**YOUR INSTRUCTIONS:** The data should be duplicated exactly, with every word kept as it is.

DATASET below:

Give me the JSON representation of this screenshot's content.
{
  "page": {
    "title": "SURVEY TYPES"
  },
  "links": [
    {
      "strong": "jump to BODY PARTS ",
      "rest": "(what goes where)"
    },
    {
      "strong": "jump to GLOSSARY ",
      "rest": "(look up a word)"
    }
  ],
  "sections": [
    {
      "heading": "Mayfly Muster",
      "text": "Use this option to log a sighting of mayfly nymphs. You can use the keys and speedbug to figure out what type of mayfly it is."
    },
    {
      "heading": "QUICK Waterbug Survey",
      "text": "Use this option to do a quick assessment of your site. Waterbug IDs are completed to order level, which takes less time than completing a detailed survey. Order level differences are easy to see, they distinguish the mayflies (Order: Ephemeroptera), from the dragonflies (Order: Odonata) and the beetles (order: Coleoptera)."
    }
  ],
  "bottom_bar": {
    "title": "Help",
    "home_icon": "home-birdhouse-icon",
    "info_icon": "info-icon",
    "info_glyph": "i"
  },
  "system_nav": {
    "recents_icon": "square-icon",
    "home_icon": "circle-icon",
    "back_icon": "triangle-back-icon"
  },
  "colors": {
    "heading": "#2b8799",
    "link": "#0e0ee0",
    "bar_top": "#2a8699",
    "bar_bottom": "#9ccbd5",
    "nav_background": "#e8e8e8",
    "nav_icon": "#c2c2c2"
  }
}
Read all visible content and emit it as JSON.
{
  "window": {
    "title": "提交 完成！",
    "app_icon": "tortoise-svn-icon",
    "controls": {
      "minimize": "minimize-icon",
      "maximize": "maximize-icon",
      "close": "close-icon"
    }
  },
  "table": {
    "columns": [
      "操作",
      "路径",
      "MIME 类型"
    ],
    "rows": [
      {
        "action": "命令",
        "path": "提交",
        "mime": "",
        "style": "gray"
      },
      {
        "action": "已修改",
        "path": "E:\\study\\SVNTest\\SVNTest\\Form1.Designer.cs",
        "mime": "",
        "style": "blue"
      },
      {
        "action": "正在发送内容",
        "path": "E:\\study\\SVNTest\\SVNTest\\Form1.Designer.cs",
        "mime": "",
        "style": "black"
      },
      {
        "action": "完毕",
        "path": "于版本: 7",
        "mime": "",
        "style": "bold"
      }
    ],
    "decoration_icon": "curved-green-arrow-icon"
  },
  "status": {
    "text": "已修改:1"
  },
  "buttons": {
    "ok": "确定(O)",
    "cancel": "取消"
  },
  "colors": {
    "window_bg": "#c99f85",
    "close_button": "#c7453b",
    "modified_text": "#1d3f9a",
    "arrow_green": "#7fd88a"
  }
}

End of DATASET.

**RESULT BELOW:**
Give me the JSON representation of this screenshot's content.
{
  "page": {
    "title": "SURVEY TYPES"
  },
  "links": [
    {
      "strong": "jump to BODY PARTS ",
      "rest": "(what goes where)"
    },
    {
      "strong": "jump to GLOSSARY ",
      "rest": "(look up a word)"
    }
  ],
  "sections": [
    {
      "heading": "Mayfly Muster",
      "text": "Use this option to log a sighting of mayfly nymphs. You can use the keys and speedbug to figure out what type of mayfly it is."
    },
    {
      "heading": "QUICK Waterbug Survey",
      "text": "Use this option to do a quick assessment of your site. Waterbug IDs are completed to order level, which takes less time than completing a detailed survey. Order level differences are easy to see, they distinguish the mayflies (Order: Ephemeroptera), from the dragonflies (Order: Odonata) and the beetles (order: Coleoptera)."
    }
  ],
  "bottom_bar": {
    "title": "Help",
    "home_icon": "home-birdhouse-icon",
    "info_icon": "info-icon",
    "info_glyph": "i"
  },
  "system_nav": {
    "recents_icon": "square-icon",
    "home_icon": "circle-icon",
    "back_icon": "triangle-back-icon"
  },
  "colors": {
    "heading": "#2b8799",
    "link": "#0e0ee0",
    "bar_top": "#2a8699",
    "bar_bottom": "#9ccbd5",
    "nav_background": "#e8e8e8",
    "nav_icon": "#c2c2c2"
  }
}
Read all visible content and emit it as JSON.
{
  "window": {
    "title": "提交 完成！",
    "app_icon": "tortoise-svn-icon",
    "controls": {
      "minimize": "minimize-icon",
      "maximize": "maximize-icon",
      "close": "close-icon"
    }
  },
  "table": {
    "columns": [
      "操作",
      "路径",
      "MIME 类型"
    ],
    "rows": [
      {
        "action": "命令",
        "path": "提交",
        "mime": "",
        "style": "gray"
      },
      {
        "action": "已修改",
        "path": "E:\\study\\SVNTest\\SVNTest\\Form1.Designer.cs",
        "mime": "",
        "style": "blue"
      },
      {
        "action": "正在发送内容",
        "path": "E:\\study\\SVNTest\\SVNTest\\Form1.Designer.cs",
        "mime": "",
        "style": "black"
      },
      {
        "action": "完毕",
        "path": "于版本: 7",
        "mime": "",
        "style": "bold"
      }
    ],
    "decoration_icon": "curved-green-arrow-icon"
  },
  "status": {
    "text": "已修改:1"
  },
  "buttons": {
    "ok": "确定(O)",
    "cancel": "取消"
  },
  "colors": {
    "window_bg": "#c99f85",
    "close_button": "#c7453b",
    "modified_text": "#1d3f9a",
    "arrow_green": "#7fd88a"
  }
}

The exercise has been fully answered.